After several clinical trials, Cimzia was approved by the U.S. Food and Drug Administration (FDA) in 2008 for Crohn’s treatment. The trials showed Cimzia was effective in battling many of the symptoms of Crohn’s. These symptoms include diarrhea and stomach pain. Cimzia was also effective in restoring a sense of well-being within several weeks. Additionally, studies showed a sustained improvement in people with Crohn’s a few years later, without any increase in dosage.


Tysabri is given intravenously every four weeks. The process takes approximately one hour. Patients are usually observed for an hour afterward. Tysabri isn’t a TNF inhibitor and will usually not be prescribed until all other forms of treatment have been exhausted. Tysabri binds together certain white blood cells to prevent them from causing inflammation.

Crohn’s patients considering Tysabri should be aware of a very serious side effect. The FDA approved the drug in 2008 with an added warning about the risk of a rare brain disease called progressive multifocal leukoencephalopathy (PML). Any physician who prescribes Tysabri for Crohn’s will warn patients of those risks. They will also explain how to enroll in an outreach program called CD Touch (Crohn’s Disease Tysabri Outreach Unified Commitment to Health).


Entyvio was approved by the FDA in 2014 to treat adults with moderate to severe Crohn’s disease who haven’t responded well to or are intolerant of a TNF blocker, immunomodulator, or corticosteroid. Entyvio is a humanized monoclonal antibody. It prevents T-lymphocytes from moving into the inflamed tissues in the intestines. This reduces the bowel inflammation associated with Crohn’s disease.

Entyvio is given under a doctor’s care as an intravenous infusion. It’s given over 30 minutes on the first day of therapy. It’s then repeated on week two, on week six, and every eight weeks thereafter. If no improvement in Crohn’s disease symptoms occurs by week 14, Entyvio therapy should be discontinued. Prior to starting Entyvio, all patients should be up-to-date on their immunizations.

Read more in Crohn's Disease Resources
Biologic therapies. (2014, February 6). Retrieved from http://www.ccfa.org/resources/biologic-therapies.html Binion, D. G. (2010, January). Biologic therapies for Crohn’s disease.
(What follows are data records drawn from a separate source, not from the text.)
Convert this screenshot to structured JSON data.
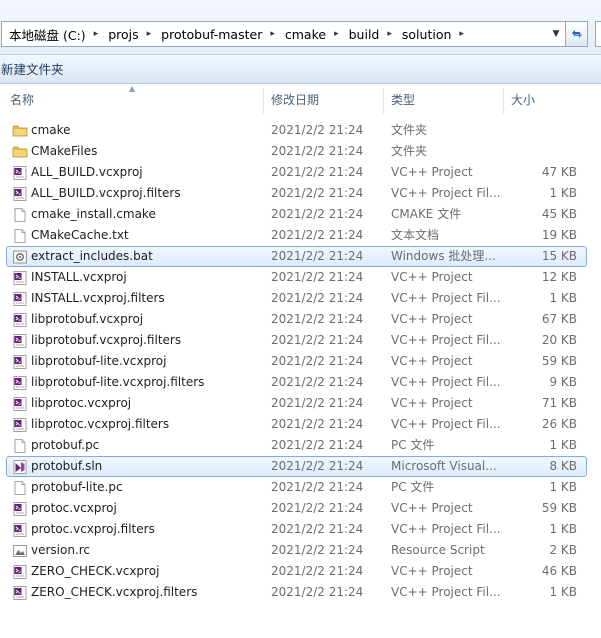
{
  "address_bar": {
    "crumbs": [
      "本地磁盘 (C:)",
      "projs",
      "protobuf-master",
      "cmake",
      "build",
      "solution"
    ]
  },
  "command_bar": {
    "new_folder_label": "新建文件夹"
  },
  "columns": {
    "name": "名称",
    "date": "修改日期",
    "type": "类型",
    "size": "大小"
  },
  "files": [
    {
      "name": "cmake",
      "date": "2021/2/2 21:24",
      "type": "文件夹",
      "size": "",
      "icon": "folder-icon"
    },
    {
      "name": "CMakeFiles",
      "date": "2021/2/2 21:24",
      "type": "文件夹",
      "size": "",
      "icon": "folder-icon"
    },
    {
      "name": "ALL_BUILD.vcxproj",
      "date": "2021/2/2 21:24",
      "type": "VC++ Project",
      "size": "47 KB",
      "icon": "vcxproj-icon"
    },
    {
      "name": "ALL_BUILD.vcxproj.filters",
      "date": "2021/2/2 21:24",
      "type": "VC++ Project Fil...",
      "size": "1 KB",
      "icon": "vcxproj-icon"
    },
    {
      "name": "cmake_install.cmake",
      "date": "2021/2/2 21:24",
      "type": "CMAKE 文件",
      "size": "45 KB",
      "icon": "file-icon"
    },
    {
      "name": "CMakeCache.txt",
      "date": "2021/2/2 21:24",
      "type": "文本文档",
      "size": "19 KB",
      "icon": "file-icon"
    },
    {
      "name": "extract_includes.bat",
      "date": "2021/2/2 21:24",
      "type": "Windows 批处理...",
      "size": "15 KB",
      "icon": "bat-icon",
      "selected": true
    },
    {
      "name": "INSTALL.vcxproj",
      "date": "2021/2/2 21:24",
      "type": "VC++ Project",
      "size": "12 KB",
      "icon": "vcxproj-icon"
    },
    {
      "name": "INSTALL.vcxproj.filters",
      "date": "2021/2/2 21:24",
      "type": "VC++ Project Fil...",
      "size": "1 KB",
      "icon": "vcxproj-icon"
    },
    {
      "name": "libprotobuf.vcxproj",
      "date": "2021/2/2 21:24",
      "type": "VC++ Project",
      "size": "67 KB",
      "icon": "vcxproj-icon"
    },
    {
      "name": "libprotobuf.vcxproj.filters",
      "date": "2021/2/2 21:24",
      "type": "VC++ Project Fil...",
      "size": "20 KB",
      "icon": "vcxproj-icon"
    },
    {
      "name": "libprotobuf-lite.vcxproj",
      "date": "2021/2/2 21:24",
      "type": "VC++ Project",
      "size": "59 KB",
      "icon": "vcxproj-icon"
    },
    {
      "name": "libprotobuf-lite.vcxproj.filters",
      "date": "2021/2/2 21:24",
      "type": "VC++ Project Fil...",
      "size": "9 KB",
      "icon": "vcxproj-icon"
    },
    {
      "name": "libprotoc.vcxproj",
      "date": "2021/2/2 21:24",
      "type": "VC++ Project",
      "size": "71 KB",
      "icon": "vcxproj-icon"
    },
    {
      "name": "libprotoc.vcxproj.filters",
      "date": "2021/2/2 21:24",
      "type": "VC++ Project Fil...",
      "size": "26 KB",
      "icon": "vcxproj-icon"
    },
    {
      "name": "protobuf.pc",
      "date": "2021/2/2 21:24",
      "type": "PC 文件",
      "size": "1 KB",
      "icon": "file-icon"
    },
    {
      "name": "protobuf.sln",
      "date": "2021/2/2 21:24",
      "type": "Microsoft Visual...",
      "size": "8 KB",
      "icon": "sln-icon",
      "selected": true
    },
    {
      "name": "protobuf-lite.pc",
      "date": "2021/2/2 21:24",
      "type": "PC 文件",
      "size": "1 KB",
      "icon": "file-icon"
    },
    {
      "name": "protoc.vcxproj",
      "date": "2021/2/2 21:24",
      "type": "VC++ Project",
      "size": "59 KB",
      "icon": "vcxproj-icon"
    },
    {
      "name": "protoc.vcxproj.filters",
      "date": "2021/2/2 21:24",
      "type": "VC++ Project Fil...",
      "size": "1 KB",
      "icon": "vcxproj-icon"
    },
    {
      "name": "version.rc",
      "date": "2021/2/2 21:24",
      "type": "Resource Script",
      "size": "2 KB",
      "icon": "image-file-icon"
    },
    {
      "name": "ZERO_CHECK.vcxproj",
      "date": "2021/2/2 21:24",
      "type": "VC++ Project",
      "size": "46 KB",
      "icon": "vcxproj-icon"
    },
    {
      "name": "ZERO_CHECK.vcxproj.filters",
      "date": "2021/2/2 21:24",
      "type": "VC++ Project Fil...",
      "size": "1 KB",
      "icon": "vcxproj-icon"
    }
  ],
  "colors": {
    "selection_border": "#84acdd",
    "selection_fill": "#dcebfc",
    "header_text": "#4c607a",
    "secondary_text": "#6d6d6d",
    "folder": "#e8b84a",
    "vcxproj": "#68217a"
  }
}
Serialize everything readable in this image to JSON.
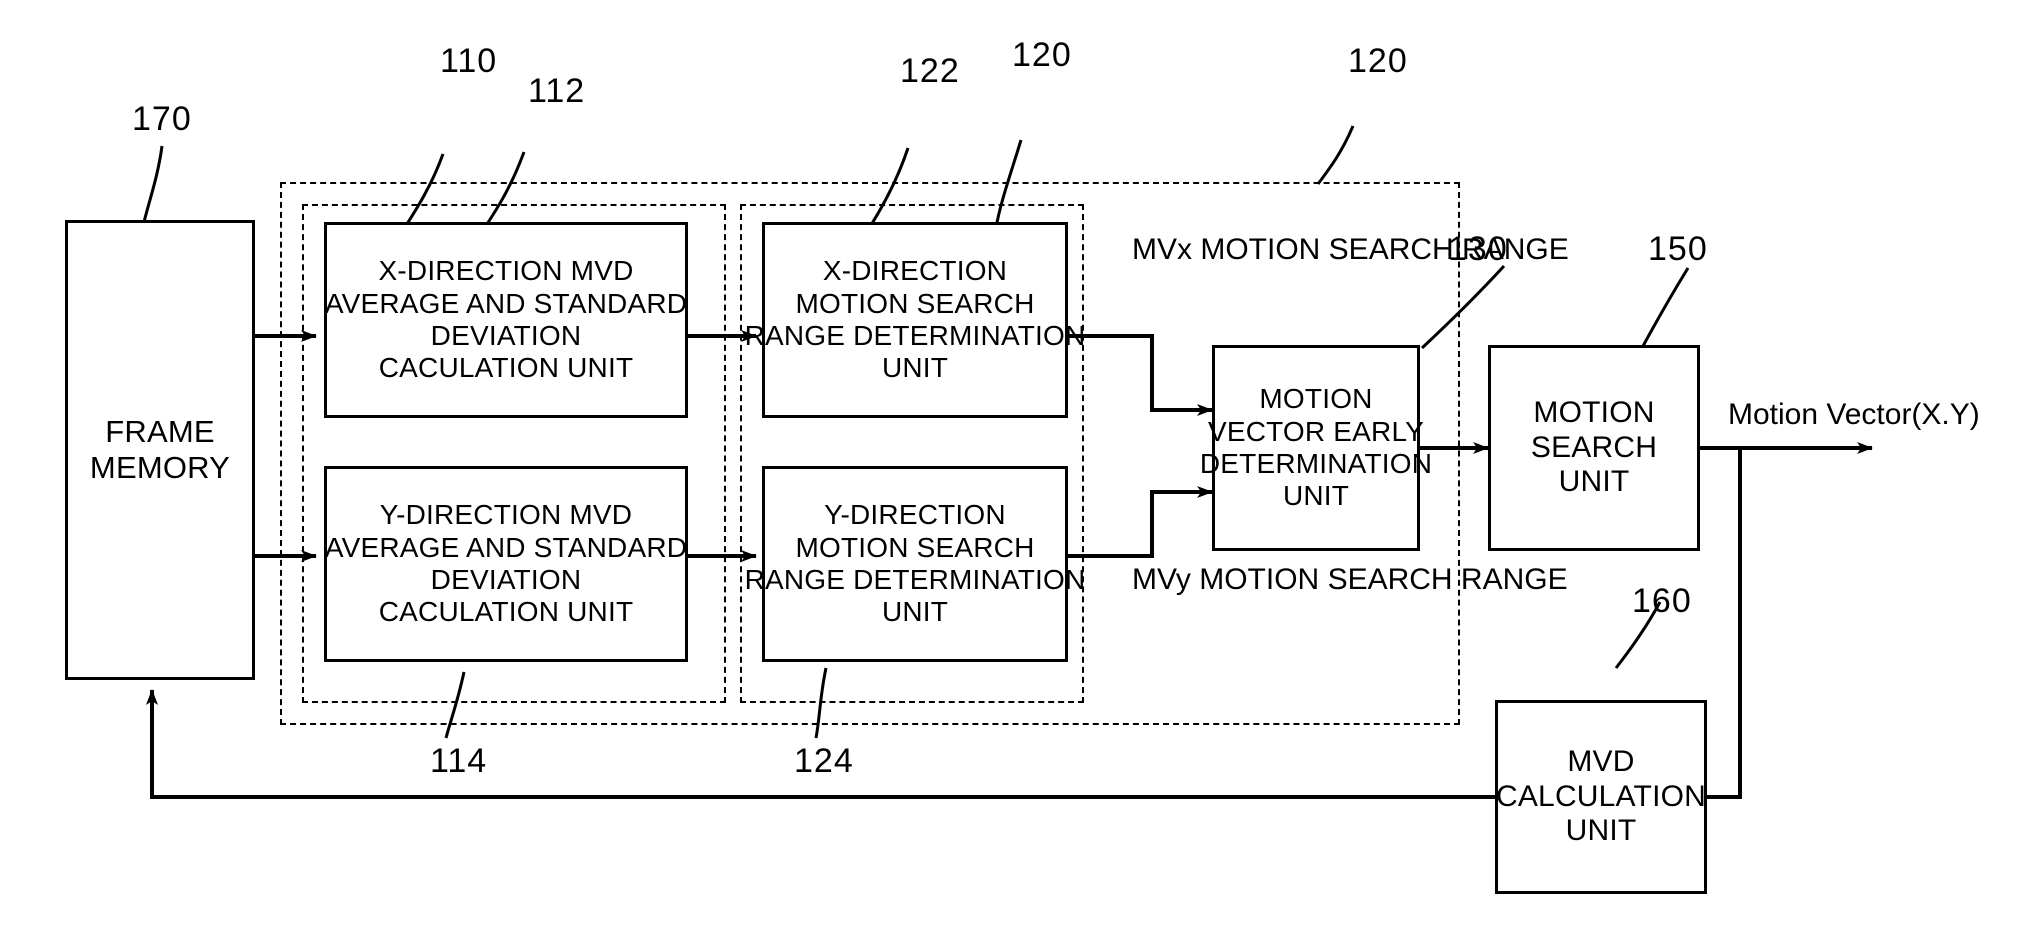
{
  "diagram": {
    "blocks": {
      "frame_memory": {
        "lines": [
          "FRAME",
          "MEMORY"
        ],
        "ref": "170"
      },
      "x_mvd": {
        "lines": [
          "X-DIRECTION MVD",
          "AVERAGE AND STANDARD",
          "DEVIATION",
          "CACULATION UNIT"
        ],
        "ref": "112"
      },
      "y_mvd": {
        "lines": [
          "Y-DIRECTION MVD",
          "AVERAGE AND STANDARD",
          "DEVIATION",
          "CACULATION UNIT"
        ],
        "ref": "114"
      },
      "x_range": {
        "lines": [
          "X-DIRECTION",
          "MOTION SEARCH",
          "RANGE DETERMINATION",
          "UNIT"
        ],
        "ref": "122"
      },
      "y_range": {
        "lines": [
          "Y-DIRECTION",
          "MOTION SEARCH",
          "RANGE DETERMINATION",
          "UNIT"
        ],
        "ref": "124"
      },
      "mv_early": {
        "lines": [
          "MOTION",
          "VECTOR EARLY",
          "DETERMINATION",
          "UNIT"
        ],
        "ref": "130"
      },
      "motion_search": {
        "lines": [
          "MOTION",
          "SEARCH",
          "UNIT"
        ],
        "ref": "150"
      },
      "mvd_calc": {
        "lines": [
          "MVD",
          "CALCULATION",
          "UNIT"
        ],
        "ref": "160"
      }
    },
    "annotations": {
      "mvx_range": [
        "MVx MOTION",
        "SEARCH RANGE"
      ],
      "mvy_range": [
        "MVy MOTION",
        "SEARCH RANGE"
      ],
      "output_label": "Motion Vector(X.Y)"
    },
    "reference_numerals": {
      "frame_memory": "170",
      "mvd_group": "110",
      "x_mvd": "112",
      "y_mvd": "114",
      "x_range": "122",
      "y_range": "124",
      "range_group": "120",
      "outer_group": "120",
      "mv_early": "130",
      "motion_search": "150",
      "mvd_calc": "160"
    },
    "colors": {
      "ink": "#000000",
      "paper": "#ffffff"
    }
  }
}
Gastroenterology & Hepatology, 6(2), 4-16. Retrieved from http://www.ncbi.nlm.nih.gov/pmc/articles/PMC2886448/ Drug approval package: Cimzia (Certolizumab Pegol) injection. (2008, July 7). Retrieved from http://www.accessdata.fda.gov/drugsatfda_docs/nda/2008/125160s000TOC2.cfm FDA approves Entyvio to treat ulcerative colitis and Crohn’s disease. (2014, May 20). Retrieved from http://www.fda.gov/NewsEvents/Newsroom/PressAnnouncements/ucm398065.htm FDA drug safety communication: Safety update on progressive multifocal leukoencephalopathy (PML) associated with Tysabri (natalizumab). (2012, January 20). Retrieved from http://www.fda.gov/Drugs/DrugSafety/ucm252045.htm

Crohn's Disease Resources

Potential Long-Term Complications from Crohn’s

Potential Long-Term Complications from Crohn’s

When Are Biologic Drugs an Option for Crohn’s Disease?

When Are Biologic Drugs an Option for Crohn’s Disease?

Natural Treatments for Crohn's Disease

Natural Treatments for Crohn's Disease

Drugs to Treat Crohn’s Disease

Drugs to Treat Crohn’s Disease

All in Crohn's Disease Resources